Once he did, they decided to get married, and they both ended up working for the church. She’s the finance director; he’s the facilities manager. 


But when his best friend was arrested in 2019, Kingore’s motivation to plant a Free Grace United church inside the jail began. His friend said people in the jail needed a Free Grace United-style church. 


I just keep pointing them back to Jesus. Jesus took the worst people in the Bible and turn them into the best people.

Tom Kingore

After that, Kingore volunteered once at a recovery meeting in the jail. He continued volunteering weekly and became the ministry’s leader in the summer of 2019. 


In 2023, they baptized six people in the jail as they continued to serve people looking for a better way to live. Between 50 and 150 people are incarcerated there.  


Many are First Nations people who grew up on reservations. That’s a life sometimes defined by drug abuse, violence and poverty. 


Related: Converge global worker shares perspective and passion for making First Nations disciples. 


Kingore has the life experience to foster trust with men and women at the jail.  


“Once I went in there, I realized that they’re the kind of people I can relate to,” he said. “I see myself in them a little bit, and they can see that.” 


Kingore also embraces them with respect, refusing to look down on them or believe he’s better than them.
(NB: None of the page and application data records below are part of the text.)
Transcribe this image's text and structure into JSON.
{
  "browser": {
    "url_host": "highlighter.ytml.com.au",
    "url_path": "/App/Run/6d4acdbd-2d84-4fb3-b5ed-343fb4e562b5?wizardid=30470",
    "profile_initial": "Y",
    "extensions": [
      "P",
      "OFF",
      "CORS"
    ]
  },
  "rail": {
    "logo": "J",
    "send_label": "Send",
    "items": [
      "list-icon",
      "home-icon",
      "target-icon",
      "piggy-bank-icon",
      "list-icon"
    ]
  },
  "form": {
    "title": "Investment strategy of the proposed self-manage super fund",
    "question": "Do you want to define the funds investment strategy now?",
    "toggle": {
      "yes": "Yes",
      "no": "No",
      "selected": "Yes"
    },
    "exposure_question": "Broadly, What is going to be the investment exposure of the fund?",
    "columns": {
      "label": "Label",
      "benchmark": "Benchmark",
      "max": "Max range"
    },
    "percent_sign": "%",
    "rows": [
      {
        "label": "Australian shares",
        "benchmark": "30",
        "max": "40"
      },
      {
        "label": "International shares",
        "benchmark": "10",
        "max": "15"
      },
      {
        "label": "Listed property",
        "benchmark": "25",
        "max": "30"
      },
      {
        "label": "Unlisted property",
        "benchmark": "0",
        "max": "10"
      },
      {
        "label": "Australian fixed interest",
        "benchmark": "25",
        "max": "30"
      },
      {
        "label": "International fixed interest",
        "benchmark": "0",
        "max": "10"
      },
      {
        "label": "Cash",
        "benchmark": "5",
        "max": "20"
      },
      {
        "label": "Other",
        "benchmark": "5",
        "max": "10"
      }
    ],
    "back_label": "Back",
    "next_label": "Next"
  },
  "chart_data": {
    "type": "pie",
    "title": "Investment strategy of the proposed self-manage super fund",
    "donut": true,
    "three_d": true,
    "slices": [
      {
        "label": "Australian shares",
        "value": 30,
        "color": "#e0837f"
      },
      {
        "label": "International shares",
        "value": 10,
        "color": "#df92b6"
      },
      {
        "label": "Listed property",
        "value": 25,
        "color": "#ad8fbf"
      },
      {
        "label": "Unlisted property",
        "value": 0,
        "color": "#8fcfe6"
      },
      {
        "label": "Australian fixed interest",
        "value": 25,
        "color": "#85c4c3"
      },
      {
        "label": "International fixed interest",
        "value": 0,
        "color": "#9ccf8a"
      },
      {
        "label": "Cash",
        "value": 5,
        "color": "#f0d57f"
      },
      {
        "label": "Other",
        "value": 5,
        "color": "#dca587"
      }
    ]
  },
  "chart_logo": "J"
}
He proclaims salvation to them because he knows God pulled him out of a troubled life and can do the same for them. 


“He’ll take anybody,” Kingore said of God. “He isn’t looking for the good, perfect people. He’s looking for the broken, hurt people.” 


Related: Caring for the broken people landed one woman in another Minnesota jail 
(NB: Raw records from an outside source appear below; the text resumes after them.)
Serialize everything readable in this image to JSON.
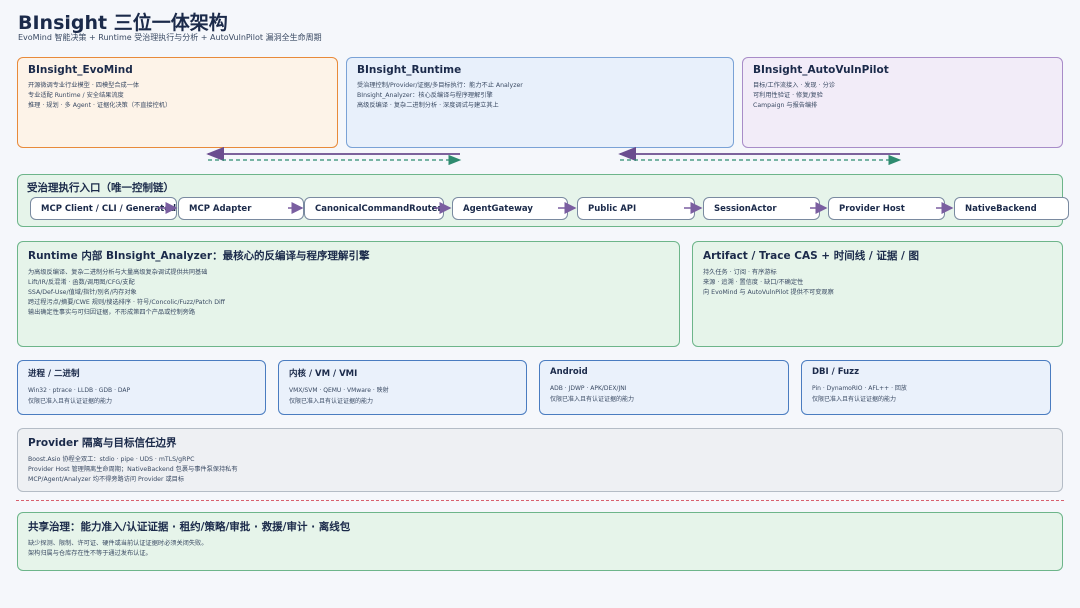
{
  "header": {
    "title": "BInsight 三位一体架构",
    "subtitle": "EvoMind 智能决策 + Runtime 受治理执行与分析 + AutoVulnPilot 漏洞全生命周期"
  },
  "top_boxes": {
    "evomind": {
      "title": "BInsight_EvoMind",
      "lines": [
        "开源微调专业行业模型 · 四模型合成一体",
        "专业适配 Runtime / 安全结果流度",
        "推理 · 规划 · 多 Agent · 证据化决策（不直接控机）"
      ]
    },
    "runtime": {
      "title": "BInsight_Runtime",
      "lines": [
        "受治理控制/Provider/证据/多目标执行：能力不止 Analyzer",
        "BInsight_Analyzer：核心反编译与程序理解引擎",
        "高级反编译 · 复杂二进制分析 · 深度调试与建立其上"
      ]
    },
    "autovuln": {
      "title": "BInsight_AutoVulnPilot",
      "lines": [
        "目标/工作流接入 · 发现 · 分诊",
        "可利用性验证 · 修复/复验",
        "Campaign 与报告编排"
      ]
    }
  },
  "chain": {
    "title": "受治理执行入口（唯一控制链）",
    "nodes": [
      "MCP Client / CLI / Generated",
      "MCP Adapter",
      "CanonicalCommandRouter",
      "AgentGateway",
      "Public API",
      "SessionActor",
      "Provider Host",
      "NativeBackend"
    ]
  },
  "analyzer": {
    "title": "Runtime 内部 BInsight_Analyzer：最核心的反编译与程序理解引擎",
    "lines": [
      "为高级反编译、复杂二进制分析与大量高级复杂调试提供共同基础",
      "Lift/IR/反混淆 · 函数/调用图/CFG/支配",
      "SSA/Def-Use/值域/指针/别名/内存对象",
      "跨过程污点/摘要/CWE 规则/搜选排序 · 符号/Concolic/Fuzz/Patch Diff",
      "输出确定性事实与可归因证据，不形成第四个产品或控制旁路"
    ]
  },
  "artifact": {
    "title": "Artifact / Trace CAS + 时间线 / 证据 / 图",
    "lines": [
      "持久任务 · 订阅 · 有序游标",
      "来源 · 追溯 · 置信度 · 缺口/不确定性",
      "向 EvoMind 与 AutoVulnPilot 提供不可变观察"
    ]
  },
  "small_boxes": [
    {
      "title": "进程 / 二进制",
      "lines": [
        "Win32 · ptrace · LLDB · GDB · DAP",
        "仅限已准入且有认证证据的能力"
      ]
    },
    {
      "title": "内核 / VM / VMI",
      "lines": [
        "VMX/SVM · QEMU · VMware · 映射",
        "仅限已准入且有认证证据的能力"
      ]
    },
    {
      "title": "Android",
      "lines": [
        "ADB · JDWP · APK/DEX/JNI",
        "仅限已准入且有认证证据的能力"
      ]
    },
    {
      "title": "DBI / Fuzz",
      "lines": [
        "Pin · DynamoRIO · AFL++ · 回放",
        "仅限已准入且有认证证据的能力"
      ]
    }
  ],
  "provider": {
    "title": "Provider 隔离与目标信任边界",
    "lines": [
      "Boost.Asio 协程全双工：stdio · pipe · UDS · mTLS/gRPC",
      "Provider Host 管理隔离生命周期；NativeBackend 包裹与事件泵保持私有",
      "MCP/Agent/Analyzer 均不得旁路访问 Provider 或目标"
    ]
  },
  "governance": {
    "title": "共享治理：能力准入/认证证据 · 租约/策略/审批 · 救援/审计 · 离线包",
    "lines": [
      "缺少探测、限制、许可证、硬件或当前认证证据时必须关闭失败。",
      "架构归属与仓库存在性不等于通过发布认证。"
    ]
  },
  "colors": {
    "arrow": "#6b4d8f",
    "arrow_dashed": "#2e8b6f",
    "chain_arrow": "#7a5ea0",
    "divider": "#d8606e"
  }
}
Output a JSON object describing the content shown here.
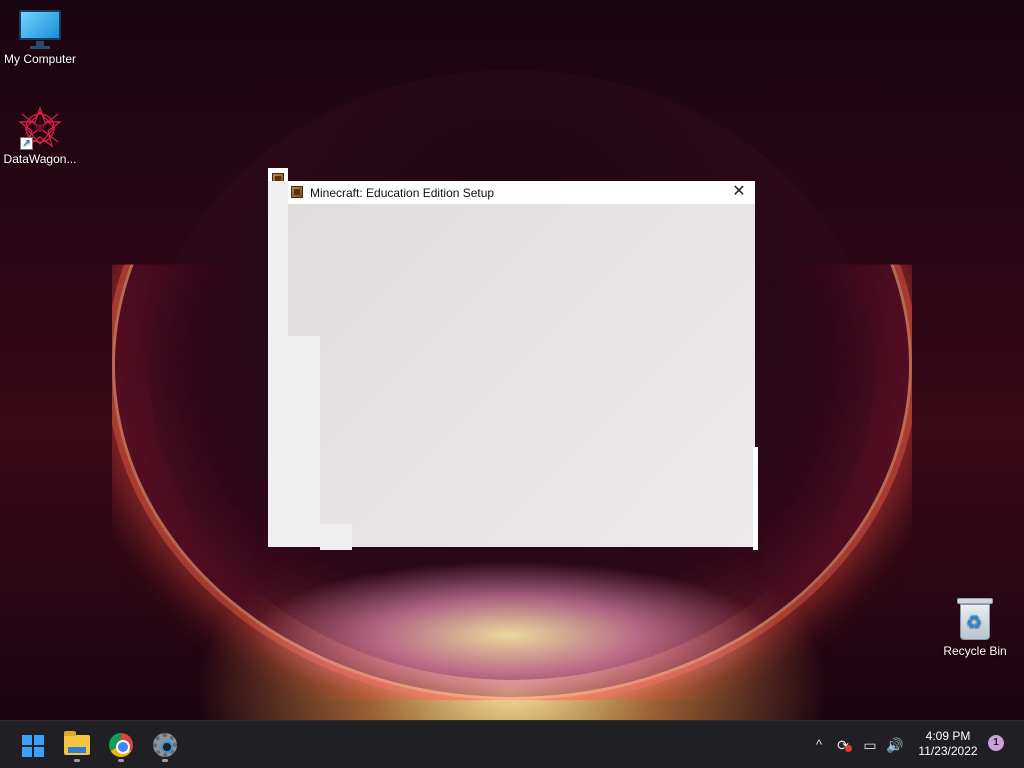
{
  "desktop": {
    "icons": [
      {
        "label": "My Computer",
        "icon": "monitor-icon"
      },
      {
        "label": "DataWagon...",
        "icon": "datawagon-icon"
      },
      {
        "label": "Recycle Bin",
        "icon": "recycle-bin-icon"
      }
    ]
  },
  "setup_window": {
    "title": "Minecraft: Education Edition Setup",
    "close_glyph": "✕",
    "icon": "minecraft-block-icon"
  },
  "taskbar": {
    "apps": [
      {
        "name": "Start",
        "icon": "windows-logo-icon"
      },
      {
        "name": "File Explorer",
        "icon": "folder-icon"
      },
      {
        "name": "Google Chrome",
        "icon": "chrome-icon"
      },
      {
        "name": "Settings",
        "icon": "gear-icon"
      }
    ],
    "tray": {
      "chevron": "^",
      "time": "4:09 PM",
      "date": "11/23/2022",
      "notification_count": "1"
    }
  },
  "colors": {
    "taskbar_bg": "#1f1f24",
    "window_bg": "#f0f0f0",
    "accent": "#3aa0ff"
  }
}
A modified message that changes people who hear God speaking 

Free Grace United churches always hear the same sermons at the various locations. Kingore follows suit, although he modifies the message to make it into a conversation around tables. The jail allows a maximum of 18 people to attend at one time. 
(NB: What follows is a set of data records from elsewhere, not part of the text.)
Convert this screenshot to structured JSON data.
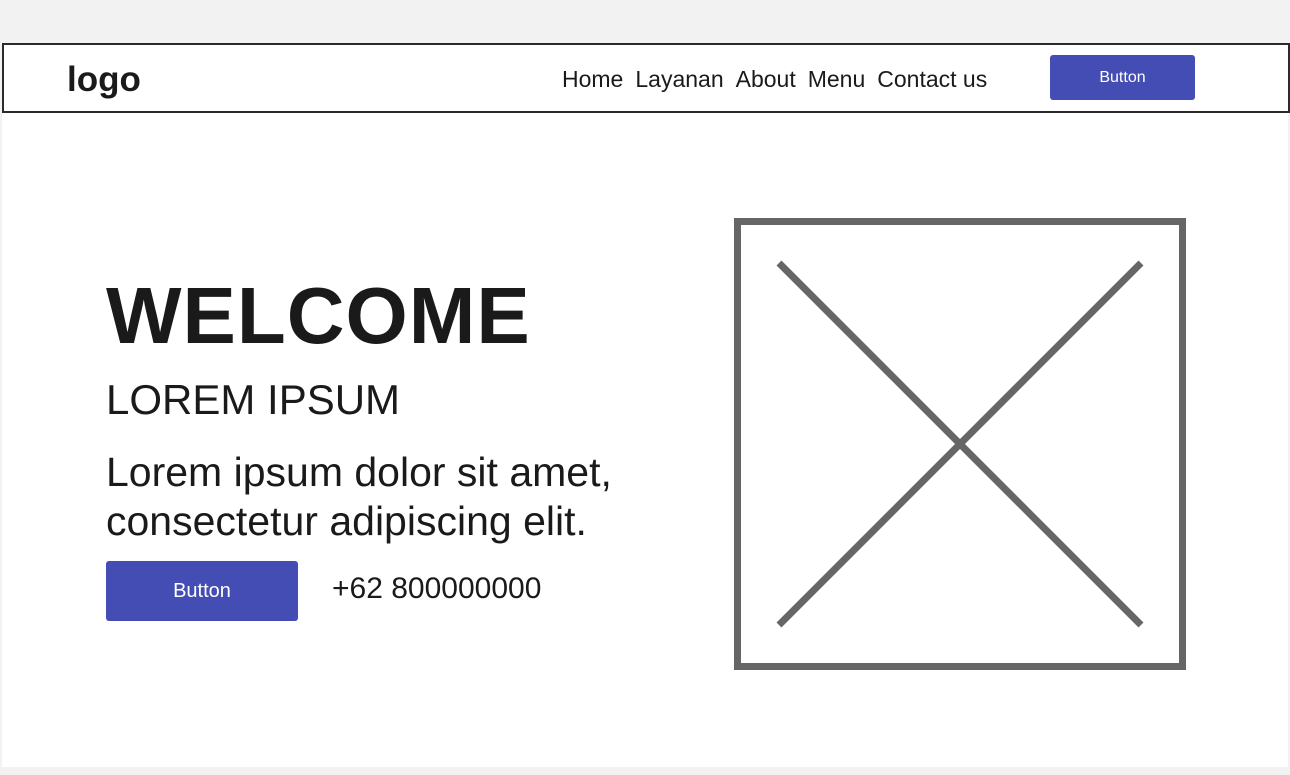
{
  "header": {
    "logo": "logo",
    "nav": [
      "Home",
      "Layanan",
      "About",
      "Menu",
      "Contact us"
    ],
    "button_label": "Button"
  },
  "hero": {
    "title": "WELCOME",
    "subtitle": "LOREM IPSUM",
    "text": "Lorem ipsum dolor sit amet, consectetur adipiscing elit.",
    "button_label": "Button",
    "phone": "+62 800000000"
  },
  "colors": {
    "accent": "#434db4",
    "placeholder_stroke": "#666666",
    "background": "#f2f2f2"
  },
  "icons": {
    "image_placeholder": "image-placeholder-icon"
  }
}
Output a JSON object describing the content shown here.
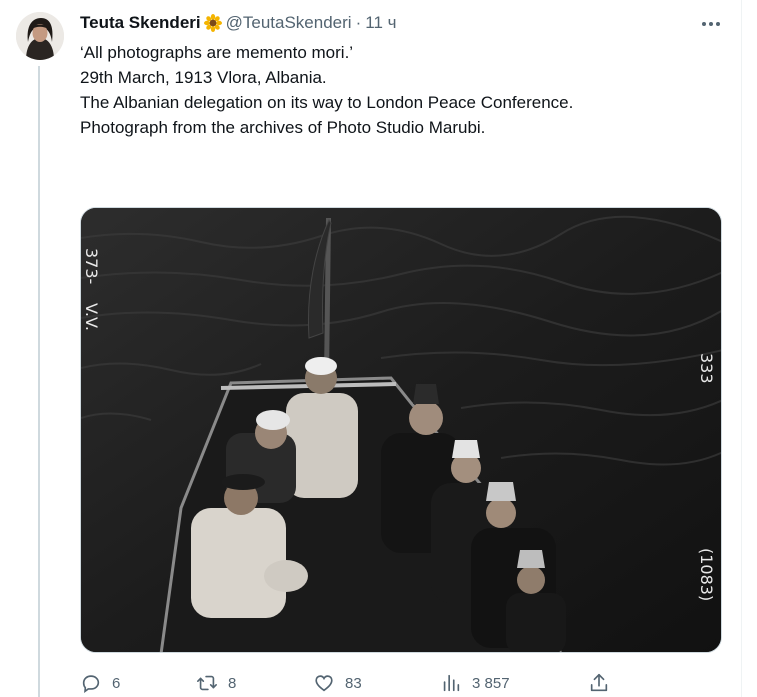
{
  "tweet": {
    "author_name": "Teuta Skenderi",
    "author_emoji": "sunflower-icon",
    "handle": "@TeutaSkenderi",
    "separator": "·",
    "time": "11 ч",
    "text_lines": [
      "‘All photographs are memento mori.’",
      "",
      "29th March, 1913 Vlora, Albania.",
      "The Albanian delegation on its way to London Peace Conference.",
      "",
      "Photograph from the archives of Photo Studio Marubi."
    ]
  },
  "metrics": {
    "replies": "6",
    "reposts": "8",
    "likes": "83",
    "views": "3 857"
  },
  "colors": {
    "text": "#0f1419",
    "secondary": "#536471",
    "thread_line": "#cfd9de"
  }
}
Related: Another pastor also repurposed his preaching as more of a discussion 


Kingore has built relationships with people to understand their general spiritual perspectives better. Many have been hurt by churches because of their situation. 


On top of the pain, they’re confused about who God is and how to live a life of faith, he said. This is especially true for many of the indigenous people who’ve been taught ideas that are in the Bible, such as a creator God, and some ideas that aren’t in God’s word. 


“I just like to see them go from being really sad to reading their Bible and actually understanding it,” he said. 


man reading Bible in jail 

He’s not just sharing God’s word; he’s sharing his time 


Kingore visits the jail weekly for two to three hours to help change lives. He also goes in randomly to talk with people if they need him. In between, people can call him or e-mail him from the jail. 


That’s what Stephen’s been doing for a few years now. 


“He’s my pastor, my mentor and my friend,” Stephen said.  


Such intimacy is an uncommon reality in Stephen’s life. He’s usually avoided close relationships with anyone, especially men.  


Stephen once surrendered his life to God several years ago. He seriously lived for service, selflessness and love. But then he turned back into dysfunctional ways and lost all that he’d rebuilt. 


As a result, he lost everything, including his faith and, more than that, hope. He woke up in jail facing an $800,000 bail and a prison sentence longer than 25 years.  


“It took months for me to speak to God,” Stephen said. “I was ashamed and fearful he wanted nothing to do with someone who turned his back on him.” 


Then came a Sunday night when Kingore served coffee at the Mille Lacs County Jail.  


“I’ve been here 18 months with some serious ups and downs,” Stephen said. “Pastor Tom walks the walk. His prayers for me reach God’s ears, and his belief in me reaches my heart.” 


Converge's 10 districts have committed to deploying 312 church planters before 2026. Read more inspiring church planting stories and learn about the goal to send out 312 church planters in five years.

Ben Greene, Pastor & writer

Ben Greene is a freelance writer and pastor currently living in Massachusetts. Along with his ministry experience, he has served as a full-time writer for the Associated Press and in the newspaper industry.

Additional articles by Ben Greene